This is an age-old saying, but unfortunately a modern concept. We lead fast-paced lives full of temptations and choices, and many moments go by when, if we had slowed down, that moment could have been a life-changing learning experience for our families.
Why do we eat? We eat to survive. However, why do we eat the way we do? How can we teach our children to make difficult choices when we don’t make them ourselves? Having been obese myself, I understand what it means to make the wrong choices. I also know now that I never had a healthy self-image or felt worthy of making healthy choices. I did what I wanted because it felt good at the time.
Hiding the candy, banning the sugar or even providing only nutritious, pesticide-free food won’t save your child’s life, because you can’t always be around. How can you teach your child to make the important choices during the times when mom is not there to tell them what to do, what to think and how to act?
Hiding the “bad foods” only made me binge that much more when I left the house and was faced with all of the temptations of the "real world". I was not prepared. We cannot hide from grocery stores, restaurants, bakeries or vending machines. They are in our lives every day, and they taunt some of us.
It’s time we in America really open our eyes and takes responsibility for the consequences of our actions. Why are we behaving this way? Well, Jim Fay and Foster Cline, M.D., co-founders of The Love and Logic Institute, would say that our daily needs are not being met. As a society, we have not been prepared for navigating a real world that isn’t full of second chances. We have created a child-proofed, safety-proofed, accident-proofed and “padded” world. Eventually, the kids will find that hidden candy bowl and you won’t always be there to tell them no.
I truly feel that raising responsible children with a healthy self-image is the key to helping our children be healthy and have healthy relationships with food. Personally, I do that using the tools I learned through Love and Logic. I can only control what I do and lead by example. I share excitement and enthusiasm about the life I live, including the food I eat and the consequences of my “not so healthy” choices. I do not pretend to be perfect, but I acknowledge when I make mistakes and enthusiastically share what I have learned.
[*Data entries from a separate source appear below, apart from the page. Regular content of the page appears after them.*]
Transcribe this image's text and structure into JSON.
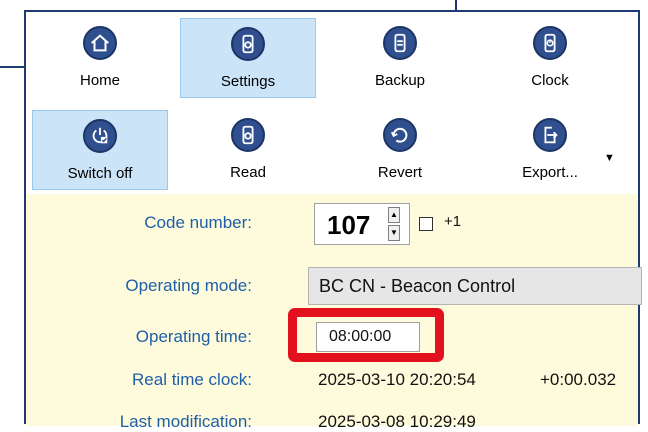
{
  "toolbar_row1": [
    {
      "label": "Home",
      "icon": "home-icon"
    },
    {
      "label": "Settings",
      "icon": "settings-icon"
    },
    {
      "label": "Backup",
      "icon": "backup-icon"
    },
    {
      "label": "Clock",
      "icon": "clock-icon"
    }
  ],
  "toolbar_row2": [
    {
      "label": "Switch off",
      "icon": "switch-off-icon"
    },
    {
      "label": "Read",
      "icon": "read-icon"
    },
    {
      "label": "Revert",
      "icon": "revert-icon"
    },
    {
      "label": "Export...",
      "icon": "export-icon"
    }
  ],
  "form": {
    "code_number_label": "Code number:",
    "code_number_value": "107",
    "plus_one_label": "+1",
    "plus_one_checked": false,
    "operating_mode_label": "Operating mode:",
    "operating_mode_value": "BC CN - Beacon Control",
    "operating_time_label": "Operating time:",
    "operating_time_value": "08:00:00",
    "real_time_clock_label": "Real time clock:",
    "real_time_clock_value": "2025-03-10 20:20:54",
    "real_time_clock_offset": "+0:00.032",
    "last_modification_label": "Last modification:",
    "last_modification_value": "2025-03-08 10:29:49"
  },
  "colors": {
    "accent": "#2f4f8f",
    "label_blue": "#1f5fa8",
    "highlight": "#e3111e",
    "form_background": "#fdfbdc",
    "active_button": "#cce4f7"
  }
}
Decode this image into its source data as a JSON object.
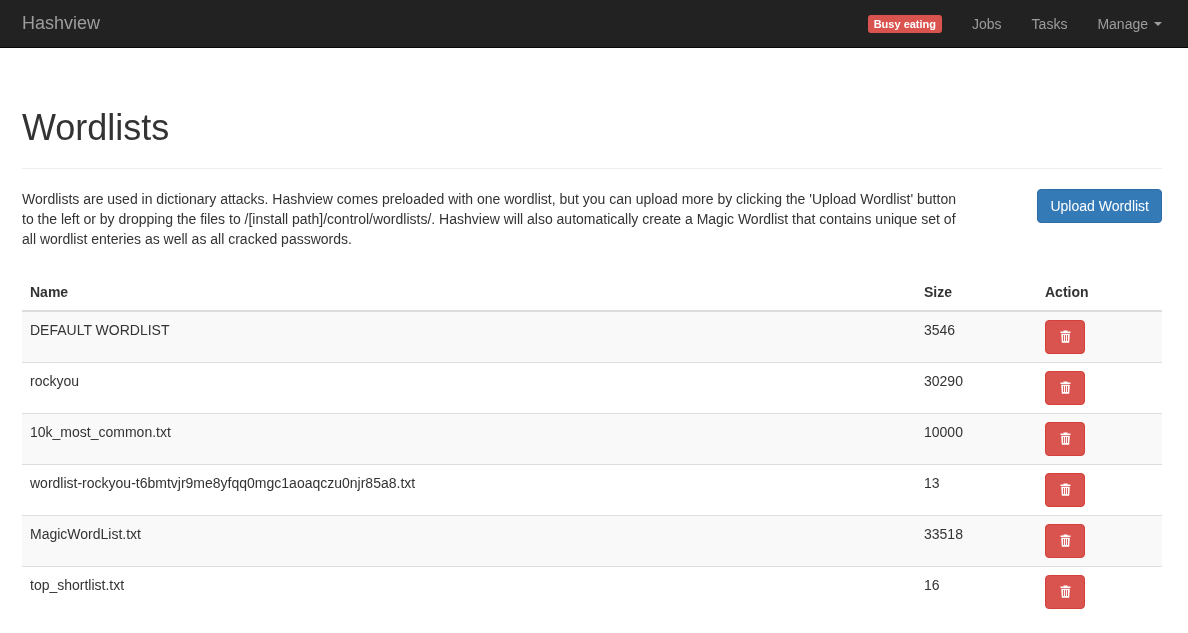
{
  "navbar": {
    "brand": "Hashview",
    "badge": "Busy eating",
    "links": [
      {
        "label": "Jobs",
        "dropdown": false
      },
      {
        "label": "Tasks",
        "dropdown": false
      },
      {
        "label": "Manage",
        "dropdown": true
      }
    ]
  },
  "page": {
    "title": "Wordlists",
    "description": "Wordlists are used in dictionary attacks. Hashview comes preloaded with one wordlist, but you can upload more by clicking the 'Upload Wordlist' button to the left or by dropping the files to /[install path]/control/wordlists/. Hashview will also automatically create a Magic Wordlist that contains unique set of all wordlist enteries as well as all cracked passwords.",
    "upload_button": "Upload Wordlist"
  },
  "table": {
    "columns": [
      "Name",
      "Size",
      "Action"
    ],
    "rows": [
      {
        "name": "DEFAULT WORDLIST",
        "size": "3546"
      },
      {
        "name": "rockyou",
        "size": "30290"
      },
      {
        "name": "10k_most_common.txt",
        "size": "10000"
      },
      {
        "name": "wordlist-rockyou-t6bmtvjr9me8yfqq0mgc1aoaqczu0njr85a8.txt",
        "size": "13"
      },
      {
        "name": "MagicWordList.txt",
        "size": "33518"
      },
      {
        "name": "top_shortlist.txt",
        "size": "16"
      }
    ]
  }
}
What if eating disorders or unhealthy relationships never existed? What if a healthy foundation was built before the problems could arise?
Children need to feel like a contributing member of a family and society; they need to experience respect, love and affection; and children need to learn the consequences of their actions and how to adapt from their mistakes. So I ask you – are you providing yourself and your children what they need on a daily basis? Not just survival needs, with a roof above their head, but the opportunity to develop responsibility for their own health and personal choices?
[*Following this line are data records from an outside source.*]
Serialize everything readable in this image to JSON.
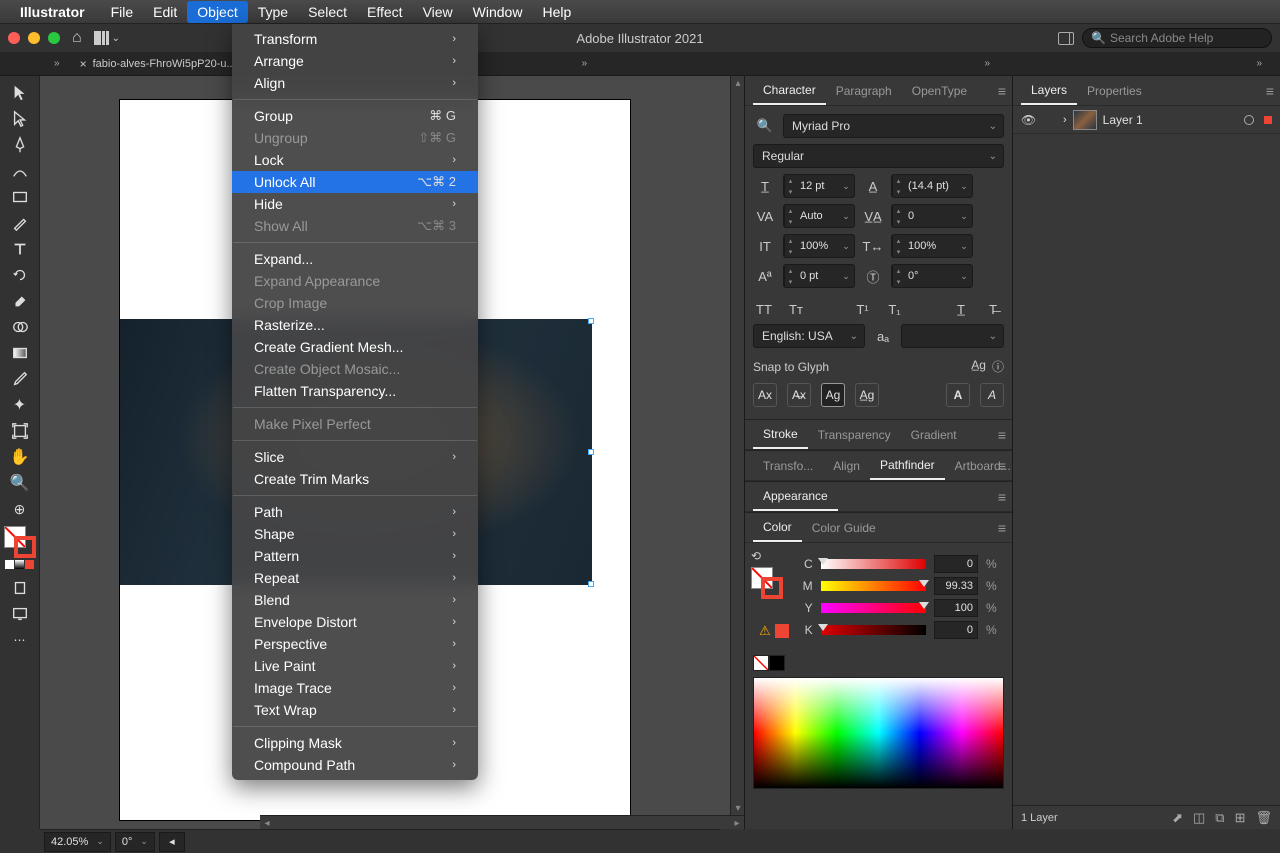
{
  "menubar": {
    "app_name": "Illustrator",
    "items": [
      "File",
      "Edit",
      "Object",
      "Type",
      "Select",
      "Effect",
      "View",
      "Window",
      "Help"
    ],
    "active_index": 2
  },
  "titlebar": {
    "title": "Adobe Illustrator 2021",
    "search_placeholder": "Search Adobe Help"
  },
  "tab": {
    "label": "fabio-alves-FhroWi5pP20-u..."
  },
  "dropdown": {
    "groups": [
      [
        {
          "label": "Transform",
          "submenu": true
        },
        {
          "label": "Arrange",
          "submenu": true
        },
        {
          "label": "Align",
          "submenu": true
        }
      ],
      [
        {
          "label": "Group",
          "shortcut": "⌘ G"
        },
        {
          "label": "Ungroup",
          "shortcut": "⇧⌘ G",
          "disabled": true
        },
        {
          "label": "Lock",
          "submenu": true
        },
        {
          "label": "Unlock All",
          "shortcut": "⌥⌘ 2",
          "highlighted": true
        },
        {
          "label": "Hide",
          "submenu": true
        },
        {
          "label": "Show All",
          "shortcut": "⌥⌘ 3",
          "disabled": true
        }
      ],
      [
        {
          "label": "Expand..."
        },
        {
          "label": "Expand Appearance",
          "disabled": true
        },
        {
          "label": "Crop Image",
          "disabled": true
        },
        {
          "label": "Rasterize..."
        },
        {
          "label": "Create Gradient Mesh..."
        },
        {
          "label": "Create Object Mosaic...",
          "disabled": true
        },
        {
          "label": "Flatten Transparency..."
        }
      ],
      [
        {
          "label": "Make Pixel Perfect",
          "disabled": true
        }
      ],
      [
        {
          "label": "Slice",
          "submenu": true
        },
        {
          "label": "Create Trim Marks"
        }
      ],
      [
        {
          "label": "Path",
          "submenu": true
        },
        {
          "label": "Shape",
          "submenu": true
        },
        {
          "label": "Pattern",
          "submenu": true
        },
        {
          "label": "Repeat",
          "submenu": true
        },
        {
          "label": "Blend",
          "submenu": true
        },
        {
          "label": "Envelope Distort",
          "submenu": true
        },
        {
          "label": "Perspective",
          "submenu": true
        },
        {
          "label": "Live Paint",
          "submenu": true
        },
        {
          "label": "Image Trace",
          "submenu": true
        },
        {
          "label": "Text Wrap",
          "submenu": true
        }
      ],
      [
        {
          "label": "Clipping Mask",
          "submenu": true
        },
        {
          "label": "Compound Path",
          "submenu": true
        }
      ]
    ]
  },
  "character": {
    "tabs": [
      "Character",
      "Paragraph",
      "OpenType"
    ],
    "font_family": "Myriad Pro",
    "font_style": "Regular",
    "size": "12 pt",
    "leading": "(14.4 pt)",
    "kerning": "Auto",
    "tracking": "0",
    "vscale": "100%",
    "hscale": "100%",
    "baseline": "0 pt",
    "rotation": "0°",
    "language": "English: USA",
    "snap_label": "Snap to Glyph"
  },
  "panel_row2": {
    "tabs": [
      "Stroke",
      "Transparency",
      "Gradient"
    ]
  },
  "panel_row3": {
    "tabs": [
      "Transfo...",
      "Align",
      "Pathfinder",
      "Artboard..."
    ]
  },
  "panel_row4": {
    "tabs": [
      "Appearance"
    ]
  },
  "color": {
    "tabs": [
      "Color",
      "Color Guide"
    ],
    "c": "0",
    "m": "99.33",
    "y": "100",
    "k": "0"
  },
  "layers": {
    "tabs": [
      "Layers",
      "Properties"
    ],
    "items": [
      {
        "name": "Layer 1"
      }
    ],
    "footer_label": "1 Layer"
  },
  "status": {
    "zoom": "42.05%",
    "rotate": "0°"
  }
}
Here are a few tips to help parents teach their children how to make choices – and their own mistakes. If you have suggestions or your own lessons learned that may help other moms, please share your comments on this blog.